### Description of the task
All of the data should be restated word for word.

### Available data
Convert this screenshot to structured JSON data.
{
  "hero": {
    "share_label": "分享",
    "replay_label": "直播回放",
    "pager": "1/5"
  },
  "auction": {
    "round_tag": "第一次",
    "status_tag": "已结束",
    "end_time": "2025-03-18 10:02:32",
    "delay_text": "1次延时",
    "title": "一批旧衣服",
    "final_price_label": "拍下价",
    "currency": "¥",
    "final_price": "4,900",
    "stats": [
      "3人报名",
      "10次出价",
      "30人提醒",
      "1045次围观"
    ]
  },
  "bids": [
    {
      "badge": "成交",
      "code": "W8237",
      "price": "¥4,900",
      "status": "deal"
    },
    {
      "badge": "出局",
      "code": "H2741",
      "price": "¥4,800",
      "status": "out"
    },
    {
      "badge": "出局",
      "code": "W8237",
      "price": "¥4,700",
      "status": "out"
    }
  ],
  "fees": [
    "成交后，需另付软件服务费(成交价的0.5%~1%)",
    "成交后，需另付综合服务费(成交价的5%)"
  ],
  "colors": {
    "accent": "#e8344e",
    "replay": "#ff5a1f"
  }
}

### Answer for this exercise
Convert this screenshot to structured JSON data.
{
  "hero": {
    "share_label": "分享",
    "replay_label": "直播回放",
    "pager": "1/5"
  },
  "auction": {
    "round_tag": "第一次",
    "status_tag": "已结束",
    "end_time": "2025-03-18 10:02:32",
    "delay_text": "1次延时",
    "title": "一批旧衣服",
    "final_price_label": "拍下价",
    "currency": "¥",
    "final_price": "4,900",
    "stats": [
      "3人报名",
      "10次出价",
      "30人提醒",
      "1045次围观"
    ]
  },
  "bids": [
    {
      "badge": "成交",
      "code": "W8237",
      "price": "¥4,900",
      "status": "deal"
    },
    {
      "badge": "出局",
      "code": "H2741",
      "price": "¥4,800",
      "status": "out"
    },
    {
      "badge": "出局",
      "code": "W8237",
      "price": "¥4,700",
      "status": "out"
    }
  ],
  "fees": [
    "成交后，需另付软件服务费(成交价的0.5%~1%)",
    "成交后，需另付综合服务费(成交价的5%)"
  ],
  "colors": {
    "accent": "#e8344e",
    "replay": "#ff5a1f"
  }
}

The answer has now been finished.